New leaders will be trained in October and that involves attending a couple of two-day courses as well as a half-day online to prepare for delivering it remotely. Leaders get “generous expenses”, says Mullen and, while the NCCP is looking at increasing renumeration, they don’t want to lose the volunteer-led ethos of so much community-based cancer support.

Survivors are encouraged to do CTS locally as they will be linked in with other community supports that they can avail of afterwards. The self-empowerment fostered by the programme is important not only for the individual but also for the health service.

“People who are in cancer survivorship can’t be coming back into the system because those spaces are needed for people who are newly diagnosed,” says Mullen. “Neither is it appropriate; it’s not how you help people.”

More information on Cancer Thriving and Surviving and the programmes starting in September and October can be found at

Surviving prostate cancer: ‘There is always uncertainty but I don’t dwell on it too much’

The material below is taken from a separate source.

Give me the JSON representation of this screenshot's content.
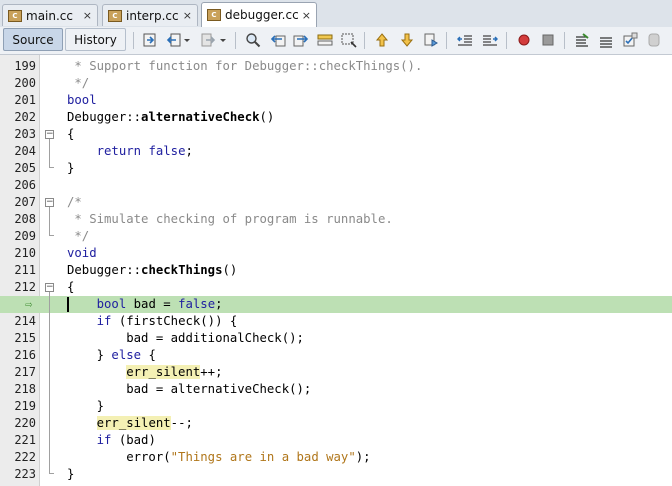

Paul Power found out he had prostate cancer after going for a routine medical check-up that was offered every two years at his workplace.

He had no symptoms so he reckons if it had not been for his employers, Glanbia/Tirlán in Kilkenny, he would not have got his prostate-specific antigen (PSA) level checked. The result indicated a need for further investigation and, after initially being treated for a possible infection, a tumour was discovered in the prostate.

“After a lot of consultation I decided I would go for having it [the prostate] out.” He had the surgery in the Mater hospital, Dublin, in May 2016, aged 53. “I was told there was a 95-100 per cent chance they would get it all.”

However, two years later his PSA level was up again, and he was advised to have radiation, on the assumption that cancer cells were beginning to redevelop in the prostate area. While his PSA reading dropped slightly, it was up again in 2020 and cancer lesions were discovered on the side of his pelvis.

“I had 20 sessions in Cork of high-density radiation, and I was quite sick with that,” says Power (60), who lives in Kilmeaden, Co Waterford. But after that his PSA level went right down and he continues to be tested every six months.

“There is always uncertainty but I don’t dwell on it too much.” He had a lot of time to reflect on life when he was in the Mater and decided, with his two daughters now independent adults, to reduce his work to three days a week. “The company has been exceptionally good to me.”

Whereas females would talk to females about their issues. In the male-dominated world, the male tends to keep it to himself

—  Paul Power

Power is also now involved in voluntary work at the Solas cancer support centre, which operates both in Waterford city and along the coast in Dungarvan. He knew the manager, Tracy McDaid, and she had encouraged him to avail of services there. Keen to give back, he trained as a leader in the Cancer Thriving and Surviving (CTS) programme. This is a six-week self-management course that is offered free under the National Cancer Care Programme to anybody who has completed their primary treatment after a cancer diagnosis.

Solas is one of 29 centres around the country where the CTS is run, and Power says it is amazing to see the difference it makes to participants over the six weeks. He is particularly keen to encourage fellow male survivors to avail of such supports, as they tend to be “slow to engage”. Why does he think that is? “It could be that ‘male thing’, whereas females would talk to females about their issues. In the male-dominated world, the male tends to keep it to himself.”

This October, Solas is celebrating the 15th year of its Run and Walk for Life events to raise funds. Registration is now open on for the 10k run and walk in Dungarvan on Saturday, October 14th, and the same again on October 15th in Waterford city, with 11am start times for both.

This year a 5k walk has been added to both the Waterford and Dungarvan events, to encourage families to take part in tandem with the 10k routes. A virtual option is also available and workplaces are encouraged to #GoOrangeForSolas.